(Records from a collection)
===============

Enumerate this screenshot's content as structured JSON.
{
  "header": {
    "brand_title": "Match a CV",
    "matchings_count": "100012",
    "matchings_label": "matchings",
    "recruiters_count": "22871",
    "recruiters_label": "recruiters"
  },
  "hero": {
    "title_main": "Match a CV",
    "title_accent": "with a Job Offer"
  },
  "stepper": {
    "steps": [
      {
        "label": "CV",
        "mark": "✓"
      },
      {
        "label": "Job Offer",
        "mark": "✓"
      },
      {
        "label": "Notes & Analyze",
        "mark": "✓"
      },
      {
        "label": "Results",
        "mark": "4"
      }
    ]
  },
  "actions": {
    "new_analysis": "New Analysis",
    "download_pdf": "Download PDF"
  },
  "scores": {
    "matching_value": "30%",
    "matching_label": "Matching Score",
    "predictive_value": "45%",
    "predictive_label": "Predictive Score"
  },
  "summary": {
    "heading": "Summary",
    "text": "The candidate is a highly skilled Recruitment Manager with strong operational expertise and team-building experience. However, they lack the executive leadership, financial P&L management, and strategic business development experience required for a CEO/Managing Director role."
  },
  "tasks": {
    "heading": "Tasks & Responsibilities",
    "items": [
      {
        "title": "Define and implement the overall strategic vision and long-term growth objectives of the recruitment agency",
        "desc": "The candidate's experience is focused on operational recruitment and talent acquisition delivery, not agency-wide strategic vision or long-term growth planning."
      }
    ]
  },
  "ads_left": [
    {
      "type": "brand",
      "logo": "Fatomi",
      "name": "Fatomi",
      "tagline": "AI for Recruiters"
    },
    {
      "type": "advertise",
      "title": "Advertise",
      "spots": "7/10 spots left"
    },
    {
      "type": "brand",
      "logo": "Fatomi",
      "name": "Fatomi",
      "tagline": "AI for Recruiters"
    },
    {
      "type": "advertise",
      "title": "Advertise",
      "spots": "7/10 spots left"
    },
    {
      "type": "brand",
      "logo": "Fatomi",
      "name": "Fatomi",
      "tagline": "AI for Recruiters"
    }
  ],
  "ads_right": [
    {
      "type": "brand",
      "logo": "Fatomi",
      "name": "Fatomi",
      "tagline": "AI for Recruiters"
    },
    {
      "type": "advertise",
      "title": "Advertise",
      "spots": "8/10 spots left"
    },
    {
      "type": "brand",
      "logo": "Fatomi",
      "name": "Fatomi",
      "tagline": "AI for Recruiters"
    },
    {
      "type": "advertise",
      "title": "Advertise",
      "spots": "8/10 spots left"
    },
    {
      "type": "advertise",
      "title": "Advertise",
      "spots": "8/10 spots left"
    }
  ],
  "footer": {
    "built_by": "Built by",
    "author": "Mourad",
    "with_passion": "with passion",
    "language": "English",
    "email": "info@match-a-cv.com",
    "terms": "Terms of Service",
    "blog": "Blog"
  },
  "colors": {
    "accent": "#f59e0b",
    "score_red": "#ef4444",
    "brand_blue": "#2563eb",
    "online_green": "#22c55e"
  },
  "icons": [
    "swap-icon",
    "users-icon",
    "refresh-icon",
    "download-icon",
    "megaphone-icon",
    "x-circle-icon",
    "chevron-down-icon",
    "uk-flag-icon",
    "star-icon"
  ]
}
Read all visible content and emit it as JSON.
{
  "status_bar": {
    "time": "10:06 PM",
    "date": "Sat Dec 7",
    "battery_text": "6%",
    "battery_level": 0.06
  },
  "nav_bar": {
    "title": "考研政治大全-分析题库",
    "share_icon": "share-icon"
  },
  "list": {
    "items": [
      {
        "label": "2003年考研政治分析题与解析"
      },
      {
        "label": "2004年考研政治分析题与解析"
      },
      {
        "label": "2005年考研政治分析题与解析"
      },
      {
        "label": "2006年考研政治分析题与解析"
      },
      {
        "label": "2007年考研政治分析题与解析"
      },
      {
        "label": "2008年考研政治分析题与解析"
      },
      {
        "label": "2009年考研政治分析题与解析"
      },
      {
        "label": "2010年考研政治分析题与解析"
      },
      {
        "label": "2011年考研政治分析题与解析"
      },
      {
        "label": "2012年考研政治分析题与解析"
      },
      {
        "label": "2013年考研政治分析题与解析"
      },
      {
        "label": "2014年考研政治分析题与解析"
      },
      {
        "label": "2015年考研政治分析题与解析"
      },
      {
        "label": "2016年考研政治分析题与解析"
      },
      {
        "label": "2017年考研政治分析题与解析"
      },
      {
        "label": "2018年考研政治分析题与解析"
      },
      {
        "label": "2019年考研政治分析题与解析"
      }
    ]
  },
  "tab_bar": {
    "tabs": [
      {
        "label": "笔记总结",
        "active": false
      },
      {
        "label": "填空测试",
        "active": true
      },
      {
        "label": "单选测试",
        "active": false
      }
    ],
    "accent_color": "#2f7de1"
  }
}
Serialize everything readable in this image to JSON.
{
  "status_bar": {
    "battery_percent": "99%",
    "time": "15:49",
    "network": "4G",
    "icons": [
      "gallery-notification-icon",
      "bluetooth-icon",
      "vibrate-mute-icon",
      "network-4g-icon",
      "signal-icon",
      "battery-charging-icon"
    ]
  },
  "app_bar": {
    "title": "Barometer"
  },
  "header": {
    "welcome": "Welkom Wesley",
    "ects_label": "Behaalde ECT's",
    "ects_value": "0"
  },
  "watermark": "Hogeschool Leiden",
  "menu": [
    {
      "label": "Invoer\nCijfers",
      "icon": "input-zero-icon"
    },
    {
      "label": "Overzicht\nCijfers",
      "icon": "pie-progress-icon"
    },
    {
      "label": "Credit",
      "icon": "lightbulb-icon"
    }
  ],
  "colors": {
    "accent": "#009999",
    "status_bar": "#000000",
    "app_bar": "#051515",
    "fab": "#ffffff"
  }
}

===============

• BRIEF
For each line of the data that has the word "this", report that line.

• EXERCISE RESULT
Enumerate this screenshot's content as structured JSON.
Serialize everything readable in this image to JSON.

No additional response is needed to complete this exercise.